> **WHAT TO WORK ON**: Please return each of the entries exactly, minus their pictures.

---+---

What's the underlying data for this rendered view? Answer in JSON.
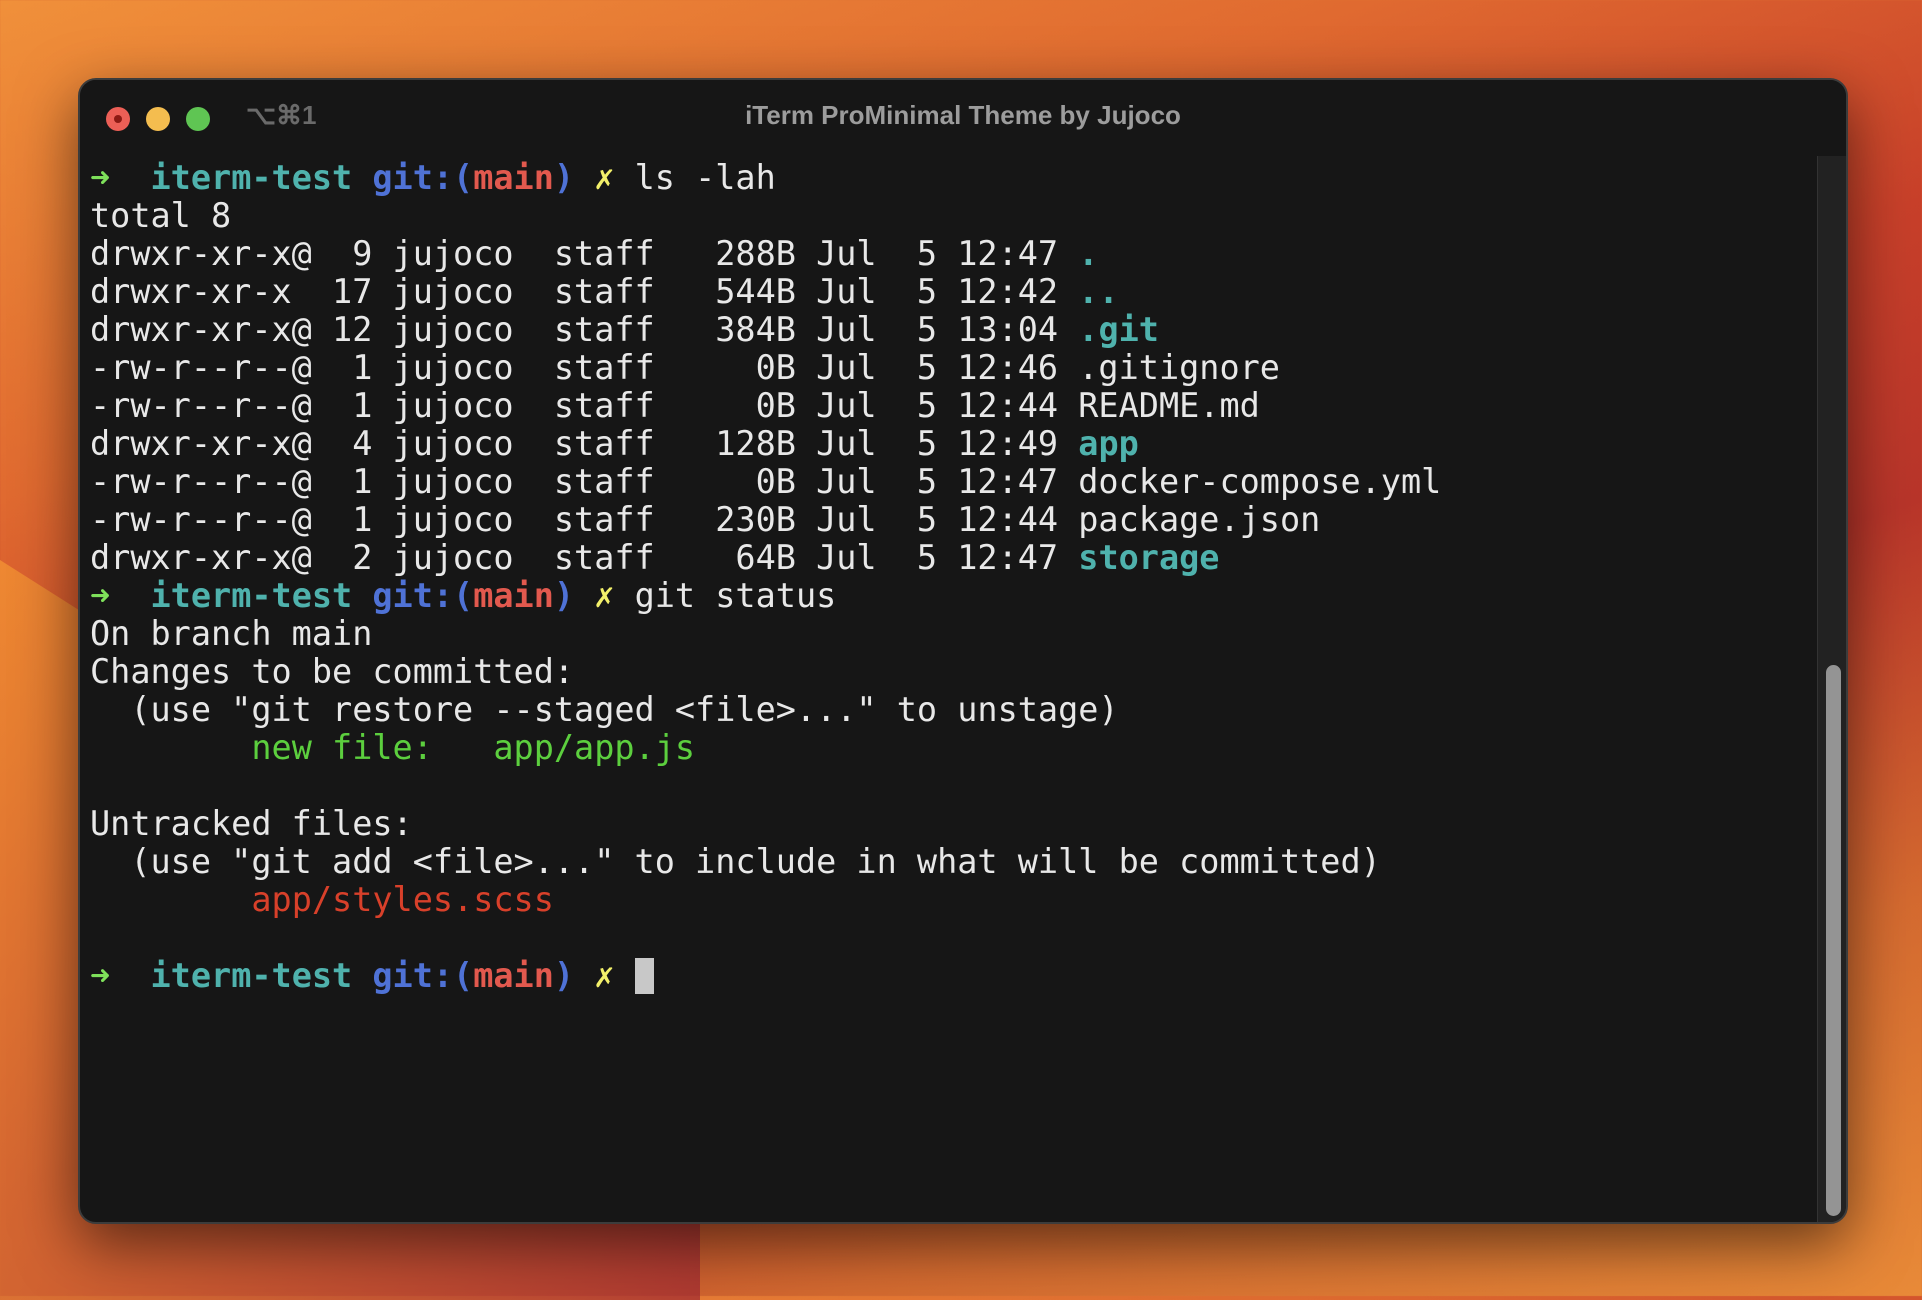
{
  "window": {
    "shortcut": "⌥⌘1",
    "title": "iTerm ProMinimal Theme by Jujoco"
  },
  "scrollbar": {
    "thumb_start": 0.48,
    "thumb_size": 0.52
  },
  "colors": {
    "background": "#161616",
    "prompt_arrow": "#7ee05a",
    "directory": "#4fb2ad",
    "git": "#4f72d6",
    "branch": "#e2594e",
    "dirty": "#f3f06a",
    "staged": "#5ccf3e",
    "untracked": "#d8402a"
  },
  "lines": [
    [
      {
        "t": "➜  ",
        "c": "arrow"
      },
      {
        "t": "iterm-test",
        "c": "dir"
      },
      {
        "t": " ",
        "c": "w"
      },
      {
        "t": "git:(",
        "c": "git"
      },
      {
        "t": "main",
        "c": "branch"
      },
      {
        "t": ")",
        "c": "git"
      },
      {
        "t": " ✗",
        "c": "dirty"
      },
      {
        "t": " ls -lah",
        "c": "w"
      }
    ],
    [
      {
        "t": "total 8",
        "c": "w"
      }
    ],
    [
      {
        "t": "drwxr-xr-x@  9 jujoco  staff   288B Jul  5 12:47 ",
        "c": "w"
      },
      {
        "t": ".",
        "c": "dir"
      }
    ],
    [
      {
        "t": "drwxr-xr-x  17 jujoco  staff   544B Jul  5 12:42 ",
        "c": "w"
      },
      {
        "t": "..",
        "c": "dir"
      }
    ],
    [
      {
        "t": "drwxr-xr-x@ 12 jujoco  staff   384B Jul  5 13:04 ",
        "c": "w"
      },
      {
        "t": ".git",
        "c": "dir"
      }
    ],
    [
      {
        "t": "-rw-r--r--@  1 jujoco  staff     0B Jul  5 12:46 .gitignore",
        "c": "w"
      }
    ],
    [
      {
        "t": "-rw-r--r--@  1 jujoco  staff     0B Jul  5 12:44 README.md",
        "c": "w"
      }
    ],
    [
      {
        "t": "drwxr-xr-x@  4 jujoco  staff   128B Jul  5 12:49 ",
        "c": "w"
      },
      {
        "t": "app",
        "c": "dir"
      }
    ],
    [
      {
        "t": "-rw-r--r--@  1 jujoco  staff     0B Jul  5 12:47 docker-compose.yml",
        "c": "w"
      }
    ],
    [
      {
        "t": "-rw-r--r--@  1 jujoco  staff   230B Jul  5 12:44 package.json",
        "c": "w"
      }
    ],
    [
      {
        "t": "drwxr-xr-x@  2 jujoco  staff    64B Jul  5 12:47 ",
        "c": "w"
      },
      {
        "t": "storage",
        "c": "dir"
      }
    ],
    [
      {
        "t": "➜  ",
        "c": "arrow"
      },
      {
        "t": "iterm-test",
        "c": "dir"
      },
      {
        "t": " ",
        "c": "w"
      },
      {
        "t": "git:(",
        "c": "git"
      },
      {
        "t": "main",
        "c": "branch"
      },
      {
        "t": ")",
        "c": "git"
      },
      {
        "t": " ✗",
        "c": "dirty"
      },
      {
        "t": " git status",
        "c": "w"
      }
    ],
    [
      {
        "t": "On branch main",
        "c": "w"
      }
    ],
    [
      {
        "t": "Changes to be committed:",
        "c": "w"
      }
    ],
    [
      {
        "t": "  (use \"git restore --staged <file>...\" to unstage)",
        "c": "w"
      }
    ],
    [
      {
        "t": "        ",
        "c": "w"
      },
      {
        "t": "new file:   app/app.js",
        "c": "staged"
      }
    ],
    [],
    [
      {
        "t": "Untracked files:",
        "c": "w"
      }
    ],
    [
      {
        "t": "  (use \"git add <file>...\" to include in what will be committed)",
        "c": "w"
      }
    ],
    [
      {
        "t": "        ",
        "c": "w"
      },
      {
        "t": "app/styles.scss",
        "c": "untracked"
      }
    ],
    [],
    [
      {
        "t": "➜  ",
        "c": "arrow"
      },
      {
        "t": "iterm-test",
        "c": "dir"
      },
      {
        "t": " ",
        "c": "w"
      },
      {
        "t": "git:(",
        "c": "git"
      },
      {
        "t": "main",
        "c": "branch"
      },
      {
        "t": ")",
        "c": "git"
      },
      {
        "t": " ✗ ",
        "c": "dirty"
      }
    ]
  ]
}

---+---

> **OUTPUT OF THE EXERCISE**:
What's the underlying data for this rendered view? Answer in JSON.
{
  "window": {
    "shortcut": "⌥⌘1",
    "title": "iTerm ProMinimal Theme by Jujoco"
  },
  "scrollbar": {
    "thumb_start": 0.48,
    "thumb_size": 0.52
  },
  "colors": {
    "background": "#161616",
    "prompt_arrow": "#7ee05a",
    "directory": "#4fb2ad",
    "git": "#4f72d6",
    "branch": "#e2594e",
    "dirty": "#f3f06a",
    "staged": "#5ccf3e",
    "untracked": "#d8402a"
  },
  "lines": [
    [
      {
        "t": "➜  ",
        "c": "arrow"
      },
      {
        "t": "iterm-test",
        "c": "dir"
      },
      {
        "t": " ",
        "c": "w"
      },
      {
        "t": "git:(",
        "c": "git"
      },
      {
        "t": "main",
        "c": "branch"
      },
      {
        "t": ")",
        "c": "git"
      },
      {
        "t": " ✗",
        "c": "dirty"
      },
      {
        "t": " ls -lah",
        "c": "w"
      }
    ],
    [
      {
        "t": "total 8",
        "c": "w"
      }
    ],
    [
      {
        "t": "drwxr-xr-x@  9 jujoco  staff   288B Jul  5 12:47 ",
        "c": "w"
      },
      {
        "t": ".",
        "c": "dir"
      }
    ],
    [
      {
        "t": "drwxr-xr-x  17 jujoco  staff   544B Jul  5 12:42 ",
        "c": "w"
      },
      {
        "t": "..",
        "c": "dir"
      }
    ],
    [
      {
        "t": "drwxr-xr-x@ 12 jujoco  staff   384B Jul  5 13:04 ",
        "c": "w"
      },
      {
        "t": ".git",
        "c": "dir"
      }
    ],
    [
      {
        "t": "-rw-r--r--@  1 jujoco  staff     0B Jul  5 12:46 .gitignore",
        "c": "w"
      }
    ],
    [
      {
        "t": "-rw-r--r--@  1 jujoco  staff     0B Jul  5 12:44 README.md",
        "c": "w"
      }
    ],
    [
      {
        "t": "drwxr-xr-x@  4 jujoco  staff   128B Jul  5 12:49 ",
        "c": "w"
      },
      {
        "t": "app",
        "c": "dir"
      }
    ],
    [
      {
        "t": "-rw-r--r--@  1 jujoco  staff     0B Jul  5 12:47 docker-compose.yml",
        "c": "w"
      }
    ],
    [
      {
        "t": "-rw-r--r--@  1 jujoco  staff   230B Jul  5 12:44 package.json",
        "c": "w"
      }
    ],
    [
      {
        "t": "drwxr-xr-x@  2 jujoco  staff    64B Jul  5 12:47 ",
        "c": "w"
      },
      {
        "t": "storage",
        "c": "dir"
      }
    ],
    [
      {
        "t": "➜  ",
        "c": "arrow"
      },
      {
        "t": "iterm-test",
        "c": "dir"
      },
      {
        "t": " ",
        "c": "w"
      },
      {
        "t": "git:(",
        "c": "git"
      },
      {
        "t": "main",
        "c": "branch"
      },
      {
        "t": ")",
        "c": "git"
      },
      {
        "t": " ✗",
        "c": "dirty"
      },
      {
        "t": " git status",
        "c": "w"
      }
    ],
    [
      {
        "t": "On branch main",
        "c": "w"
      }
    ],
    [
      {
        "t": "Changes to be committed:",
        "c": "w"
      }
    ],
    [
      {
        "t": "  (use \"git restore --staged <file>...\" to unstage)",
        "c": "w"
      }
    ],
    [
      {
        "t": "        ",
        "c": "w"
      },
      {
        "t": "new file:   app/app.js",
        "c": "staged"
      }
    ],
    [],
    [
      {
        "t": "Untracked files:",
        "c": "w"
      }
    ],
    [
      {
        "t": "  (use \"git add <file>...\" to include in what will be committed)",
        "c": "w"
      }
    ],
    [
      {
        "t": "        ",
        "c": "w"
      },
      {
        "t": "app/styles.scss",
        "c": "untracked"
      }
    ],
    [],
    [
      {
        "t": "➜  ",
        "c": "arrow"
      },
      {
        "t": "iterm-test",
        "c": "dir"
      },
      {
        "t": " ",
        "c": "w"
      },
      {
        "t": "git:(",
        "c": "git"
      },
      {
        "t": "main",
        "c": "branch"
      },
      {
        "t": ")",
        "c": "git"
      },
      {
        "t": " ✗ ",
        "c": "dirty"
      }
    ]
  ]
}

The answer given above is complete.